William Whewell (1794 - 1866)
Eden Upton Eddis, Lithograph 1835

Sometimes adding colour to a map makes some features of the data being conveyed easier to appreciate. Sometimes it just makes it look prettier. Here's Whewell's 1836 chart again with each of the 12 hourly cotidal zones a different colour.

Biff Vernon ~ Reprint of Whewell's 1836 cotidal chart, pastel. 48 x 50 cm

Sea level rise as ice melts

As global heating proceeds, thermal expansion of the oceans’ waters raises sea level, but a much greater contribution to the rise over coming decades and centuries will be the melting of glaciers and ice sheets. While water seeks its own level the rise in sea level will not be the same around the world, some coasts will experience greater a rise than other places. The dynamic, changing, pattern of winds and ocean currents, push water up on some coasts but away from other places. The gravitational pull of large ice masses, the Greenland and Antarctic ice sheets, increase the hight of the ocean’s surface near the poles but as the ice melts this effect lessons and the water slopes away. The effect results in sea level actually falling in the North Atlantic while rising excessively in equatorial regions. In the southern hemisphere, melting of the West Antarctic Ice Sheet produces a similar effect.
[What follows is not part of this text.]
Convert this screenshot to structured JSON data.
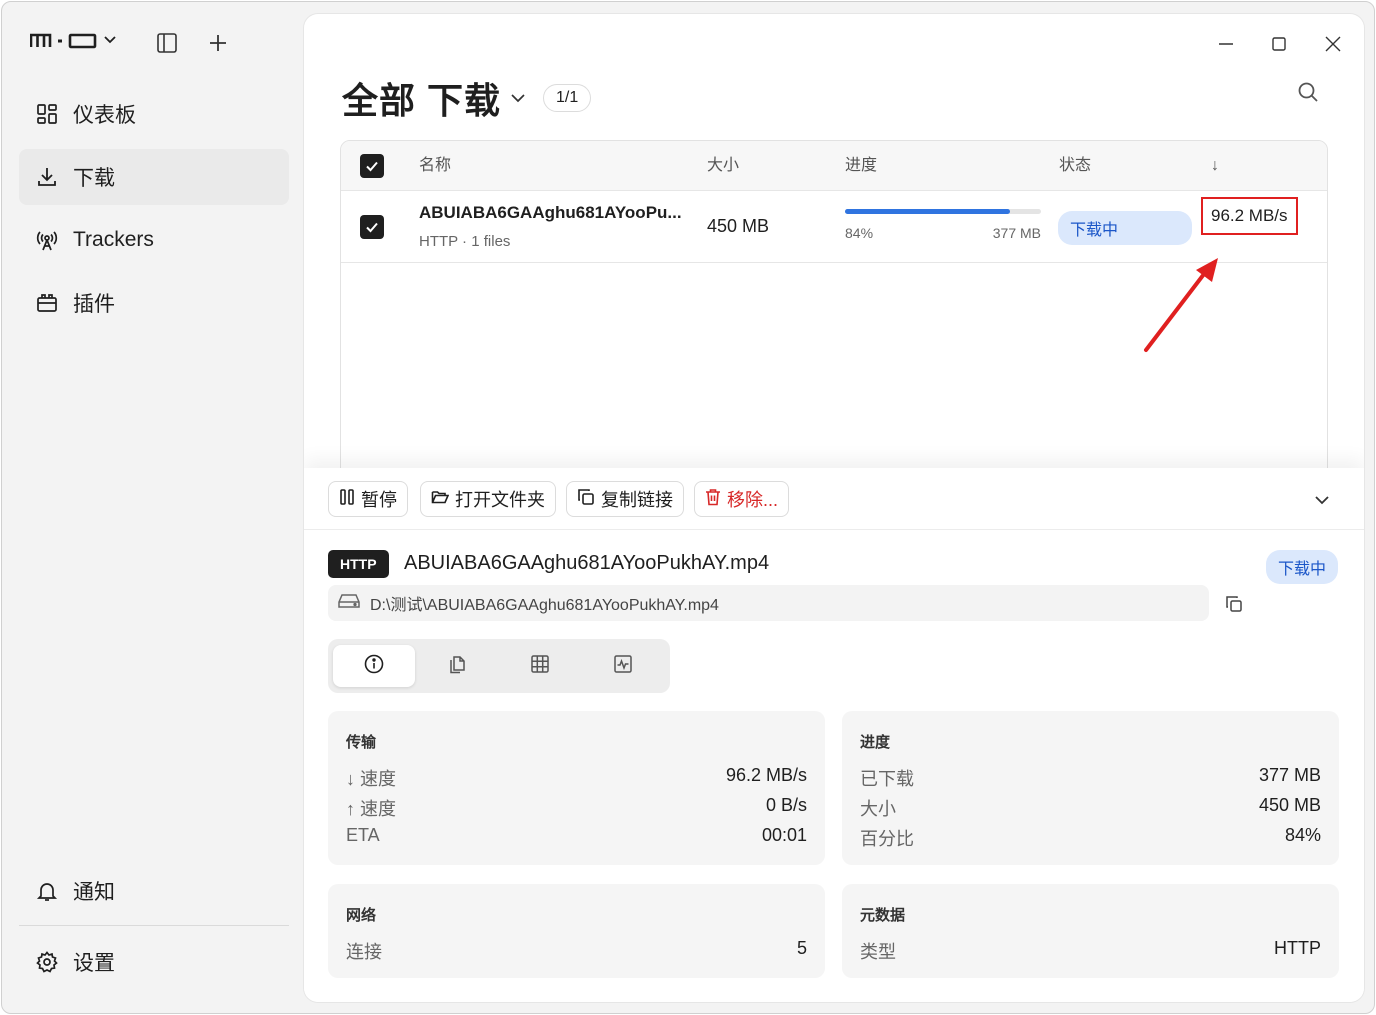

Just as William Whewell depicted the sea surface height with cotidal lines on his tide chart, we can draw analogous isoclines showing how the sea surface height varies with ice mass loss from the big ice sheets. These two charts show, separately, the effects of melt in Greenland (b) and West Antarctica (c). They show the resulting difference in sea surface height from the global mean sea level.
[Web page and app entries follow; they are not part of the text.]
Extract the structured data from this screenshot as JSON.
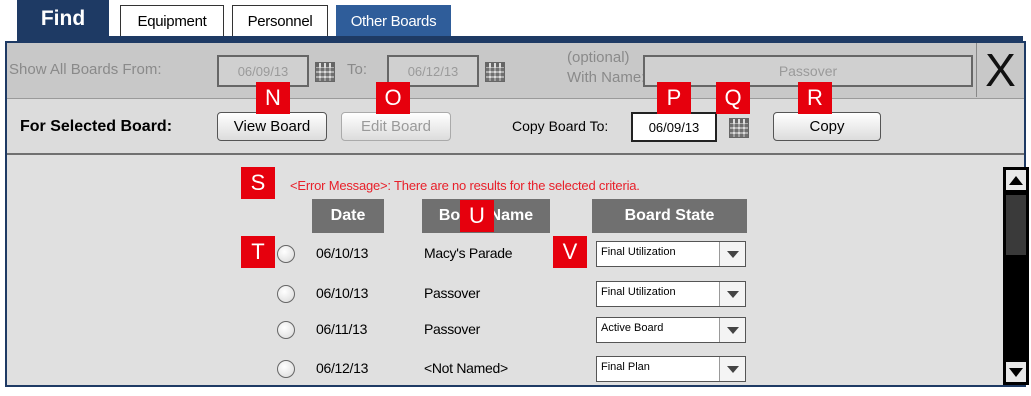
{
  "tabs": {
    "find": "Find",
    "items": [
      {
        "label": "Equipment"
      },
      {
        "label": "Personnel"
      },
      {
        "label": "Other Boards"
      }
    ]
  },
  "filter": {
    "show_from_label": "Show All Boards From:",
    "from_date": "06/09/13",
    "to_label": "To:",
    "to_date": "06/12/13",
    "optional_label": "(optional)",
    "with_name_label": "With Name:",
    "name_value": "Passover",
    "close_glyph": "X"
  },
  "actions": {
    "for_selected_label": "For Selected Board:",
    "view_board": "View Board",
    "edit_board": "Edit Board",
    "copy_to_label": "Copy Board To:",
    "copy_date": "06/09/13",
    "copy_button": "Copy"
  },
  "callouts": [
    "N",
    "O",
    "P",
    "Q",
    "R",
    "S",
    "T",
    "U",
    "V"
  ],
  "error": {
    "prefix": "<Error Message>:",
    "text": "There are no results for the selected criteria."
  },
  "table": {
    "headers": [
      "Date",
      "Board Name",
      "Board State"
    ],
    "rows": [
      {
        "date": "06/10/13",
        "name": "Macy's Parade",
        "state": "Final Utilization"
      },
      {
        "date": "06/10/13",
        "name": "Passover",
        "state": "Final Utilization"
      },
      {
        "date": "06/11/13",
        "name": "Passover",
        "state": "Active Board"
      },
      {
        "date": "06/12/13",
        "name": "<Not Named>",
        "state": "Final Plan"
      }
    ]
  },
  "colors": {
    "accent": "#1e3a64",
    "active_tab": "#2f5d9a",
    "marker": "#e6000d",
    "error": "#e8202a",
    "header": "#707070"
  }
}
Maps from Mapping Sea-Level Change in Time, Space, and Probability. Benjamin P. Horton et al. Annual Review of Environment and Resources Vol. 43:481-521 2018.

Here's the YouTube version of the paper, updated to November 2020, in which Professor Ben Horton explains all.

While the inexorable rise in mean sea level, greater or lesser in various parts of the world, will have existential impacts on coastal communities, it is not mean sea level that causes the destruction but the high tides augmented by storm surges. The astronomically predicted tides are made dangerous by the weather. The first published weather map that used isobaric lines to show the air pressure, as Whewell had done with his cotidal lines, was created by Sir Francis Galton four decades later. Isobars are now a familiar feature of synoptic charts but the three dashed lines labled with mercury barometer readings in inches on Galton's map were a first for readers of The Times in April 1975. The rapid collection of the data was made possible by the introduction of the telegraph system but it was the conversion of numerical data to a visual image that allowed human understanding.

Sir Francis Galton prepared the first weather map, published in The Times on April 1 1875, but it was not a forecast; it showed the weather from the previous day, March 31.

Flooding from storm surges are the critical threat to lives and property and their prediction is vital. The National Tidal and Sea Level Facility (NTSLF) is the UK centre of excellence for sea level monitoring, coastal flood forecasting and the analysis of sea level extremes. It is the focus for sea level research in the UK and for its interpretation into advice for policy makers, planners and coastal engineers. Their storm-surge model runs in real-time forecasting sea level a few hours ahead, at locations around Britain. Access it from here.

This map was a prediction of the sea level during a storm surge in 1999, the isoclines given visual prominance by colours not available to Whewell or Galton.
An animation of a storm surge is available here showing how the surge flows around Britain in a similar way to that in which the tides moves.